Inside classrooms are where students are taught information about America; the degree of

congruence toward their daily lived experience in America differs highly between races

and economic backgrounds as Dr. Rubin describes. Dr. Rubin comments that students “in

a racially and socioeconomic-ally integrated setting which emphasized analyses of social

inequality expressed the desire to become actively involved in social change.”

There is vast amount of agreement between Epstein’s article and Dr. Rubin’s.

Epstein describes how minority children are more interested in the social change aspect

that motivates societal moves, as opposed to those brought by the passing of laws and

bills. Dr. Rubin, in her “Pledge of Allegiance” study, notes the classroom setting where

the racial demographic of white students and high income levels was the majority, the
ideals of the Pledge were largely accepted; whereas, in the classes where there was more

diversity, or completely minority, the ideals were not as readily acknowledged. Epstein’s

study on the Bill of Rights showed virtually identical results.

In New Jersey public schools, where Core Curriculum Standards reign supreme,

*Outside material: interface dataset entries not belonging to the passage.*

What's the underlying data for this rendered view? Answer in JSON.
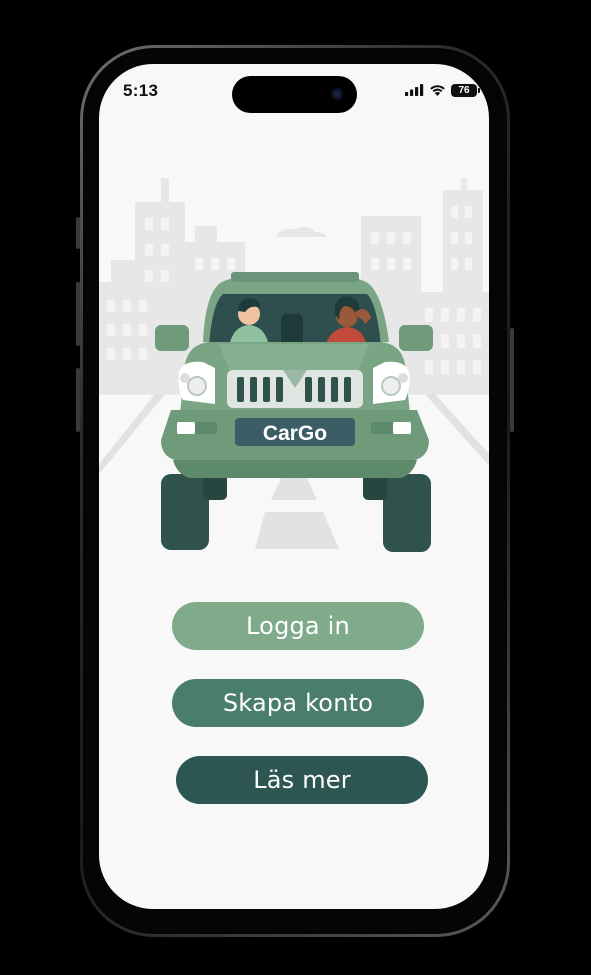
{
  "status_bar": {
    "time": "5:13",
    "battery": "76",
    "signal_icon": "cellular-signal-icon",
    "wifi_icon": "wifi-icon"
  },
  "hero": {
    "illustration": "car-with-two-people-illustration",
    "license_plate": "CarGo"
  },
  "buttons": {
    "login": "Logga in",
    "signup": "Skapa konto",
    "more": "Läs mer"
  },
  "colors": {
    "login": "#7fab8a",
    "signup": "#4a7d6b",
    "more": "#2d5551",
    "car_body": "#7aa585",
    "screen_bg": "#f8f8f8"
  }
}
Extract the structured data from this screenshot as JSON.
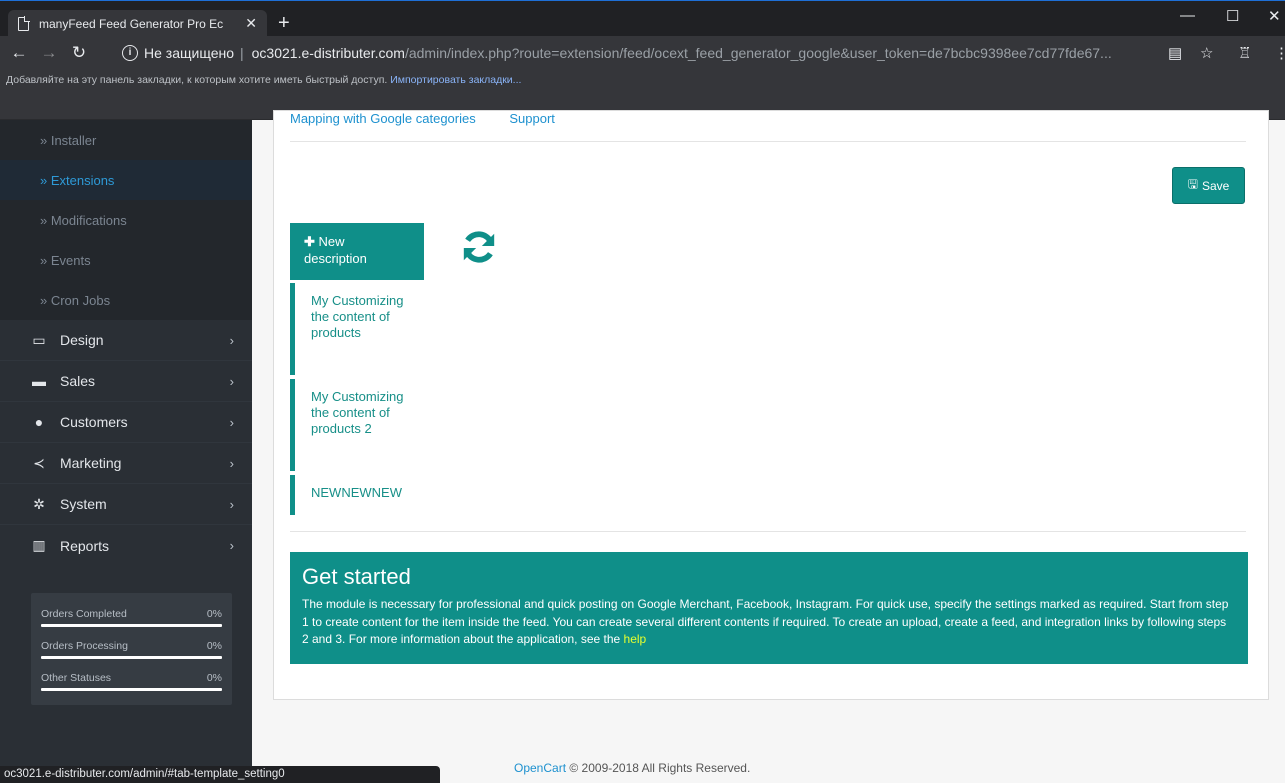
{
  "browser": {
    "tab_title": "manyFeed Feed Generator Pro Ec",
    "tab_close": "✕",
    "new_tab": "+",
    "security_label": "Не защищено",
    "url_domain": "oc3021.e-distributer.com",
    "url_path": "/admin/index.php?route=extension/feed/ocext_feed_generator_google&user_token=de7bcbc9398ee7cd77fde67...",
    "bookmarks_text": "Добавляйте на эту панель закладки, к которым хотите иметь быстрый доступ.",
    "bookmarks_link": "Импортировать закладки..."
  },
  "sidebar": {
    "subitems": [
      {
        "label": "» Installer"
      },
      {
        "label": "» Extensions"
      },
      {
        "label": "» Modifications"
      },
      {
        "label": "» Events"
      },
      {
        "label": "» Cron Jobs"
      }
    ],
    "menu": [
      {
        "label": "Design",
        "icon": "desktop-icon"
      },
      {
        "label": "Sales",
        "icon": "cart-icon"
      },
      {
        "label": "Customers",
        "icon": "user-icon"
      },
      {
        "label": "Marketing",
        "icon": "share-icon"
      },
      {
        "label": "System",
        "icon": "gear-icon"
      },
      {
        "label": "Reports",
        "icon": "bar-chart-icon"
      }
    ],
    "stats": [
      {
        "label": "Orders Completed",
        "value": "0%"
      },
      {
        "label": "Orders Processing",
        "value": "0%"
      },
      {
        "label": "Other Statuses",
        "value": "0%"
      }
    ]
  },
  "main": {
    "tabs": [
      "Mapping with Google categories",
      "Support"
    ],
    "save_label": "Save",
    "new_description_label": "New description",
    "descriptions": [
      "My Customizing the content of products",
      "My Customizing the content of products 2",
      "NEWNEWNEW"
    ],
    "get_started": {
      "title": "Get started",
      "text": "The module is necessary for professional and quick posting on Google Merchant, Facebook, Instagram. For quick use, specify the settings marked as required. Start from step 1 to create content for the item inside the feed. You can create several different contents if required. To create an upload, create a feed, and integration links by following steps 2 and 3. For more information about the application, see the",
      "link": "help"
    }
  },
  "footer": {
    "link": "OpenCart",
    "text": "© 2009-2018 All Rights Reserved."
  },
  "status_bar": "oc3021.e-distributer.com/admin/#tab-template_setting0",
  "colors": {
    "accent": "#0f8f89",
    "sidebar": "#2a2f35",
    "link": "#1e91cf"
  }
}
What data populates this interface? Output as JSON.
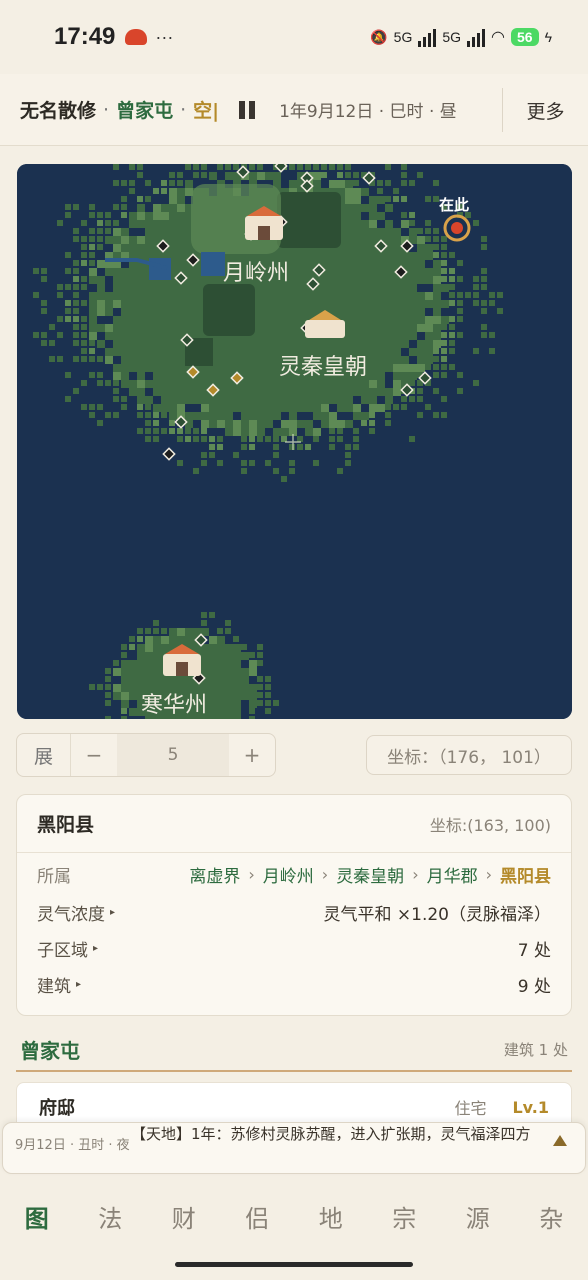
{
  "status_bar": {
    "time": "17:49",
    "dots": "···",
    "net1": "5G",
    "net2": "5G",
    "battery": "56"
  },
  "header": {
    "name": "无名散修",
    "sep": "·",
    "location": "曾家屯",
    "state": "空|",
    "date": "1年9月12日 · 巳时 · 昼",
    "more_label": "更多"
  },
  "map": {
    "labels": {
      "yueling": "月岭州",
      "lingqin": "灵秦皇朝",
      "hanhua": "寒华州",
      "here": "在此"
    },
    "colors": {
      "ocean": "#1b3150",
      "land": "#3f6a43",
      "land_light": "#5e8a55",
      "forest": "#2d4f34",
      "lake": "#2d5b8c"
    }
  },
  "zoom": {
    "label": "展",
    "minus": "−",
    "value": "5",
    "plus": "+"
  },
  "coord_display": "坐标：（176， 101）",
  "detail": {
    "title": "黑阳县",
    "coord": "坐标:(163, 100)",
    "belong_label": "所属",
    "breadcrumbs": [
      "离虚界",
      "月岭州",
      "灵秦皇朝",
      "月华郡",
      "黑阳县"
    ],
    "qi_label": "灵气浓度",
    "qi_value": "灵气平和 ×1.20（灵脉福泽）",
    "subregion_label": "子区域",
    "subregion_value": "7 处",
    "building_label": "建筑",
    "building_value": "9 处"
  },
  "section": {
    "title": "曾家屯",
    "meta": "建筑 1 处"
  },
  "building": {
    "name": "府邸",
    "type": "住宅",
    "level": "Lv.1"
  },
  "log": {
    "time": "9月12日 · 丑时 · 夜",
    "text": "【天地】1年：苏修村灵脉苏醒，进入扩张期，灵气福泽四方"
  },
  "nav": [
    "图",
    "法",
    "财",
    "侣",
    "地",
    "宗",
    "源",
    "杂"
  ]
}
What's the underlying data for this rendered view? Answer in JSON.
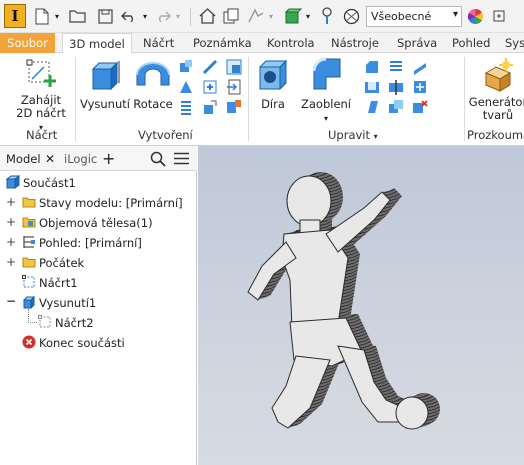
{
  "app": {
    "logo_letter": "I"
  },
  "quick_access": {
    "style_select": {
      "value": "Všeobecné",
      "arrow": "▾"
    }
  },
  "tabs": [
    {
      "label": "Soubor"
    },
    {
      "label": "3D model"
    },
    {
      "label": "Náčrt"
    },
    {
      "label": "Poznámka"
    },
    {
      "label": "Kontrola"
    },
    {
      "label": "Nástroje"
    },
    {
      "label": "Správa"
    },
    {
      "label": "Pohled"
    },
    {
      "label": "Sys"
    }
  ],
  "ribbon": {
    "sketch_group": {
      "button_line1": "Zahájit",
      "button_line2": "2D náčrt",
      "button_arrow": "▾",
      "label": "Náčrt"
    },
    "create_group": {
      "extrude": "Vysunutí",
      "revolve": "Rotace",
      "label": "Vytvoření"
    },
    "modify_group": {
      "hole": "Díra",
      "fillet": "Zaoblení",
      "fillet_arrow": "▾",
      "label": "Upravit",
      "label_arrow": "▾"
    },
    "explore_group": {
      "button_line1": "Generátor",
      "button_line2": "tvarů",
      "label": "Prozkouma"
    }
  },
  "browser": {
    "tabs": [
      {
        "label": "Model"
      },
      {
        "label": "iLogic"
      }
    ],
    "close_glyph": "✕",
    "add_glyph": "+",
    "items": [
      {
        "label": "Součást1",
        "icon": "part-icon"
      },
      {
        "label": "Stavy modelu: [Primární]",
        "icon": "folder-icon",
        "expander": "+"
      },
      {
        "label": "Objemová tělesa(1)",
        "icon": "folder-icon",
        "expander": "+"
      },
      {
        "label": "Pohled: [Primární]",
        "icon": "view-icon",
        "expander": "+"
      },
      {
        "label": "Počátek",
        "icon": "folder-icon",
        "expander": "+"
      },
      {
        "label": "Náčrt1",
        "icon": "sketch-icon"
      },
      {
        "label": "Vysunutí1",
        "icon": "extrude-icon",
        "expander": "−"
      },
      {
        "label": "Náčrt2",
        "icon": "sketch-icon"
      },
      {
        "label": "Konec součásti",
        "icon": "end-of-part-icon"
      }
    ]
  },
  "colors": {
    "accent_orange": "#f2a33a",
    "ribbon_blue": "#2f7fd2",
    "viewport_top": "#bfc8d8"
  }
}
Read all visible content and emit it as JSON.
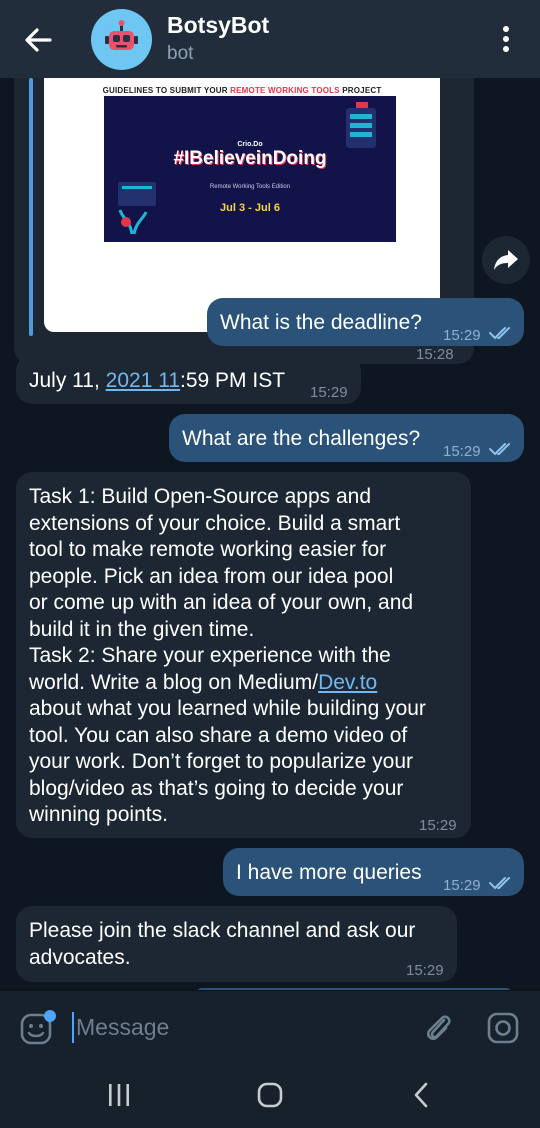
{
  "header": {
    "title": "BotsyBot",
    "subtitle": "bot"
  },
  "image_message": {
    "card_title_pre": "GUIDELINES TO SUBMIT YOUR ",
    "card_title_highlight": "REMOTE WORKING TOOLS",
    "card_title_post": " PROJECT",
    "poster_logo": "Crio.Do",
    "poster_tagline": "#IBelieveinDoing",
    "poster_subtitle": "Remote Working Tools Edition",
    "poster_dates": "Jul 3 - Jul 6",
    "time": "15:28"
  },
  "messages": [
    {
      "dir": "out",
      "text": "What is the deadline?",
      "time": "15:29"
    },
    {
      "dir": "in",
      "text_pre": "July 11, ",
      "link": "2021 11",
      "text_post": ":59 PM IST",
      "time": "15:29"
    },
    {
      "dir": "out",
      "text": "What are the challenges?",
      "time": "15:29"
    },
    {
      "dir": "in",
      "lines": [
        "Task 1: Build Open-Source apps and",
        "extensions of your choice. Build a smart",
        "tool to make remote working easier for",
        "people. Pick an idea from our idea pool",
        "or come up with an idea of your own, and",
        "build it in the given time.",
        "Task 2: Share your experience with the",
        "about what you learned while building your",
        "tool. You can also share a demo video of",
        "your work. Don’t forget to popularize your",
        "blog/video as that’s going to decide your",
        "winning points."
      ],
      "line_medium_pre": "world. Write a blog on Medium/",
      "line_medium_link": "Dev.to",
      "time": "15:29"
    },
    {
      "dir": "out",
      "text": "I have more queries",
      "time": "15:29"
    },
    {
      "dir": "in",
      "lines": [
        "Please join the slack channel and ask our",
        "advocates."
      ],
      "time": "15:29"
    }
  ],
  "input": {
    "placeholder": "Message"
  },
  "icons": {
    "back": "arrow-left-icon",
    "menu": "more-vertical-icon",
    "forward": "share-icon",
    "emoji": "sticker-icon",
    "attach": "paperclip-icon",
    "camera": "instagram-camera-icon"
  },
  "colors": {
    "header": "#212d3b",
    "chat_bg": "#0e1621",
    "incoming": "#1d2733",
    "outgoing": "#2b5278",
    "link": "#71b8f2",
    "accent": "#4ea4f6"
  }
}
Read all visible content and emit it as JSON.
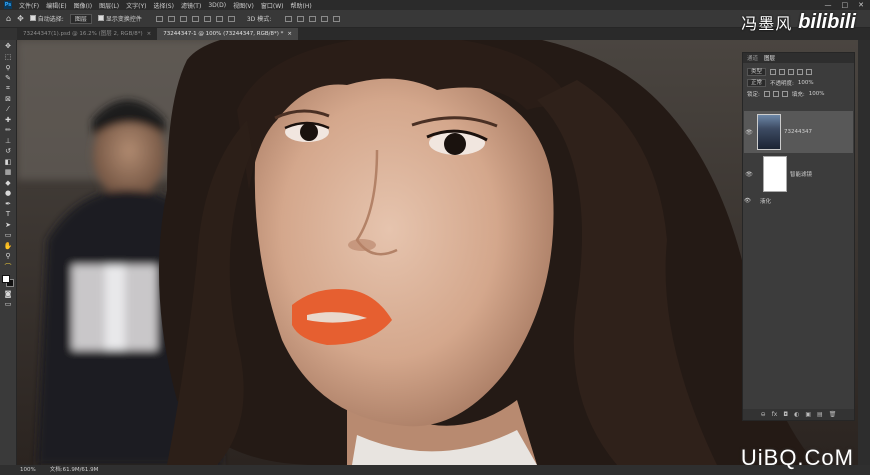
{
  "menu": {
    "logo": "Ps",
    "items": [
      "文件(F)",
      "编辑(E)",
      "图像(I)",
      "图层(L)",
      "文字(Y)",
      "选择(S)",
      "滤镜(T)",
      "3D(D)",
      "视图(V)",
      "窗口(W)",
      "帮助(H)"
    ],
    "window_controls": [
      "—",
      "□",
      "✕"
    ]
  },
  "options": {
    "auto_select_label": "自动选择:",
    "auto_select_value": "图层",
    "show_transform_label": "显示变换控件",
    "mode_3d": "3D 模式:"
  },
  "tabs": [
    {
      "label": "73244347(1).psd @ 16.2% (图层 2, RGB/8*)",
      "close": "×",
      "active": false
    },
    {
      "label": "73244347-1 @ 100% (73244347, RGB/8*) *",
      "close": "×",
      "active": true
    }
  ],
  "toolbar": {
    "tools": [
      {
        "name": "move-tool-icon",
        "glyph": "✥"
      },
      {
        "name": "marquee-tool-icon",
        "glyph": "⬚"
      },
      {
        "name": "lasso-tool-icon",
        "glyph": "ϙ"
      },
      {
        "name": "quick-select-tool-icon",
        "glyph": "✎"
      },
      {
        "name": "crop-tool-icon",
        "glyph": "⌗"
      },
      {
        "name": "frame-tool-icon",
        "glyph": "⊠"
      },
      {
        "name": "eyedropper-tool-icon",
        "glyph": "⁄"
      },
      {
        "name": "healing-brush-tool-icon",
        "glyph": "✚"
      },
      {
        "name": "brush-tool-icon",
        "glyph": "✏"
      },
      {
        "name": "clone-stamp-tool-icon",
        "glyph": "⊥"
      },
      {
        "name": "history-brush-tool-icon",
        "glyph": "↺"
      },
      {
        "name": "eraser-tool-icon",
        "glyph": "◧"
      },
      {
        "name": "gradient-tool-icon",
        "glyph": "▦"
      },
      {
        "name": "blur-tool-icon",
        "glyph": "◆"
      },
      {
        "name": "dodge-tool-icon",
        "glyph": "●"
      },
      {
        "name": "pen-tool-icon",
        "glyph": "✒"
      },
      {
        "name": "type-tool-icon",
        "glyph": "T"
      },
      {
        "name": "path-select-tool-icon",
        "glyph": "➤"
      },
      {
        "name": "rectangle-tool-icon",
        "glyph": "▭"
      },
      {
        "name": "hand-tool-icon",
        "glyph": "✋"
      },
      {
        "name": "zoom-tool-icon",
        "glyph": "⚲"
      },
      {
        "name": "edit-toolbar-icon",
        "glyph": "⌒"
      }
    ]
  },
  "watermark": {
    "channel": "冯墨风",
    "site": "bilibili",
    "bottom": "UiBQ.CoM"
  },
  "layers_panel": {
    "tabs": [
      "通道",
      "图层"
    ],
    "filter_kind": "类型",
    "blend_mode": "正常",
    "opacity_label": "不透明度:",
    "opacity_value": "100%",
    "lock_label": "锁定:",
    "fill_label": "填充:",
    "fill_value": "100%",
    "layers": [
      {
        "name": "73244347",
        "visible": true
      },
      {
        "name": "智能滤镜",
        "visible": true
      }
    ],
    "sub_effect": "液化",
    "bottom_icons": [
      "⊖",
      "fx",
      "◘",
      "◐",
      "▣",
      "▤",
      "🗑"
    ]
  },
  "status": {
    "zoom": "100%",
    "doc": "文档:61.9M/61.9M"
  },
  "colors": {
    "accent": "#30a8ff",
    "panel_bg": "#3c3c3c",
    "ui_dark": "#2b2b2b"
  }
}
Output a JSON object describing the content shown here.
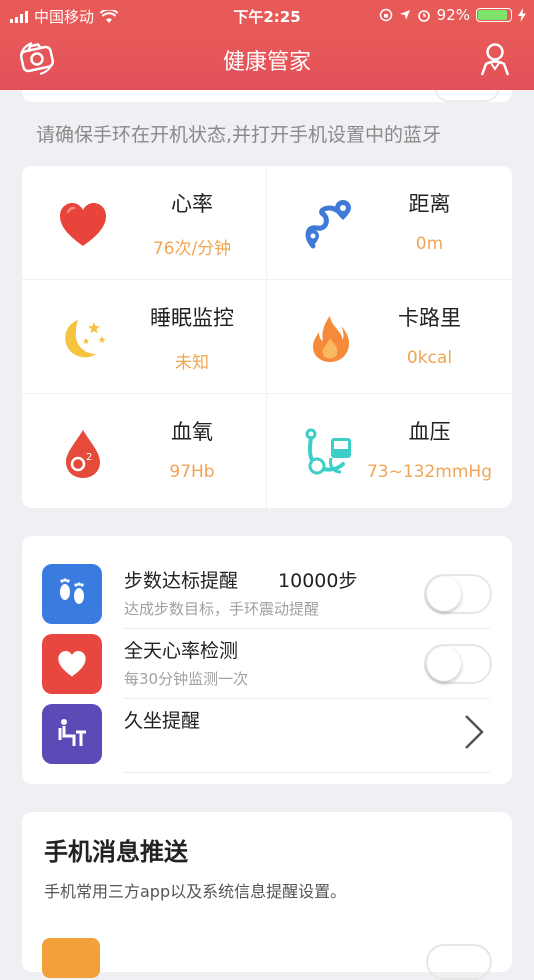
{
  "status_bar": {
    "carrier": "中国移动",
    "time": "下午2:25",
    "battery": "92%",
    "battery_level": 0.92,
    "icons": [
      "signal-icon",
      "wifi-icon",
      "orientation-lock-icon",
      "location-icon",
      "alarm-icon",
      "battery-icon",
      "charging-icon"
    ]
  },
  "nav": {
    "title": "健康管家",
    "left_icon": "camera-icon",
    "right_icon": "user-icon"
  },
  "hint": "请确保手环在开机状态,并打开手机设置中的蓝牙",
  "metrics": [
    {
      "label": "心率",
      "value": "76次/分钟",
      "icon": "heart-icon"
    },
    {
      "label": "距离",
      "value": "0m",
      "icon": "route-pin-icon"
    },
    {
      "label": "睡眠监控",
      "value": "未知",
      "icon": "moon-stars-icon"
    },
    {
      "label": "卡路里",
      "value": "0kcal",
      "icon": "flame-icon"
    },
    {
      "label": "血氧",
      "value": "97Hb",
      "icon": "blood-drop-o2-icon"
    },
    {
      "label": "血压",
      "value": "73~132mmHg",
      "icon": "stethoscope-icon"
    }
  ],
  "settings": [
    {
      "title": "步数达标提醒",
      "extra": "10000步",
      "subtitle": "达成步数目标，手环震动提醒",
      "icon": "footprints-icon",
      "color": "#3a7be0",
      "control": "toggle",
      "on": false
    },
    {
      "title": "全天心率检测",
      "extra": "",
      "subtitle": "每30分钟监测一次",
      "icon": "heart-icon",
      "color": "#e8473f",
      "control": "toggle",
      "on": false
    },
    {
      "title": "久坐提醒",
      "extra": "",
      "subtitle": "",
      "icon": "sitting-icon",
      "color": "#5b4bb7",
      "control": "chevron"
    }
  ],
  "push": {
    "title": "手机消息推送",
    "description": "手机常用三方app以及系统信息提醒设置。"
  },
  "colors": {
    "header": "#e85a58",
    "value_text": "#f0a555",
    "background": "#f0f0f4"
  }
}
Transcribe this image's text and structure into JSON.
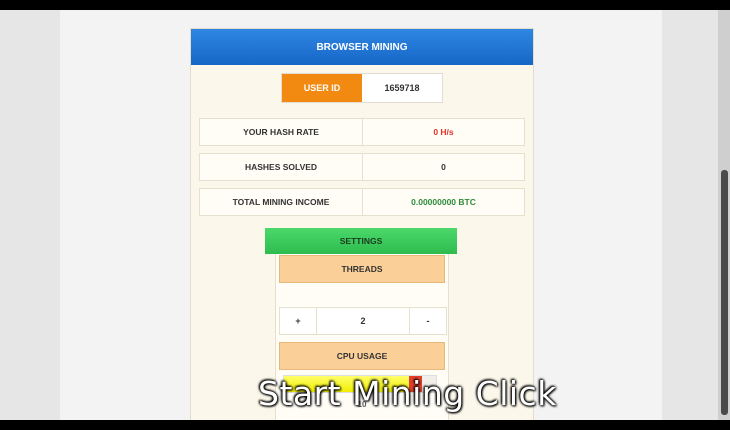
{
  "panel": {
    "title": "BROWSER MINING",
    "user_id_label": "USER ID",
    "user_id_value": "1659718"
  },
  "stats": [
    {
      "label": "YOUR HASH RATE",
      "value": "0 H/s",
      "color": "#e0342a"
    },
    {
      "label": "HASHES SOLVED",
      "value": "0",
      "color": "#333333"
    },
    {
      "label": "TOTAL MINING INCOME",
      "value": "0.00000000 BTC",
      "color": "#2e8b3a"
    }
  ],
  "settings": {
    "button_label": "SETTINGS",
    "threads_label": "THREADS",
    "threads_increment": "+",
    "threads_value": "2",
    "threads_decrement": "-",
    "cpu_label": "CPU USAGE",
    "cpu_value_text": "10"
  },
  "cpu_usage_fraction": 0.9,
  "caption": "Start Mining Click",
  "colors": {
    "header": "#1c6fd0",
    "user_id": "#f28a12",
    "settings": "#3cc85d",
    "section": "#fbcf98"
  }
}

there is not much diversity in the lessons being taught, or how the lesson is delivered.

This is especially unfortunate, because New Jersey is the nation’s most densely populated

state, has the most African Americans per square mile, has the fourth highest percentage

of Latino residents, the highest concentration of Muslim Mid-Easterners and has a vast

chasm between the rich and poor. New Jersey’s demographic make up is very diverse, yet

the schools are the most segregated in the country and, largely, governed by the politics

of local municipalities or micro-managed by state observers. New Jersey has all the

ingredients for being a wellspring for progressive and socio-cultural education;

unfortunately however, it is not.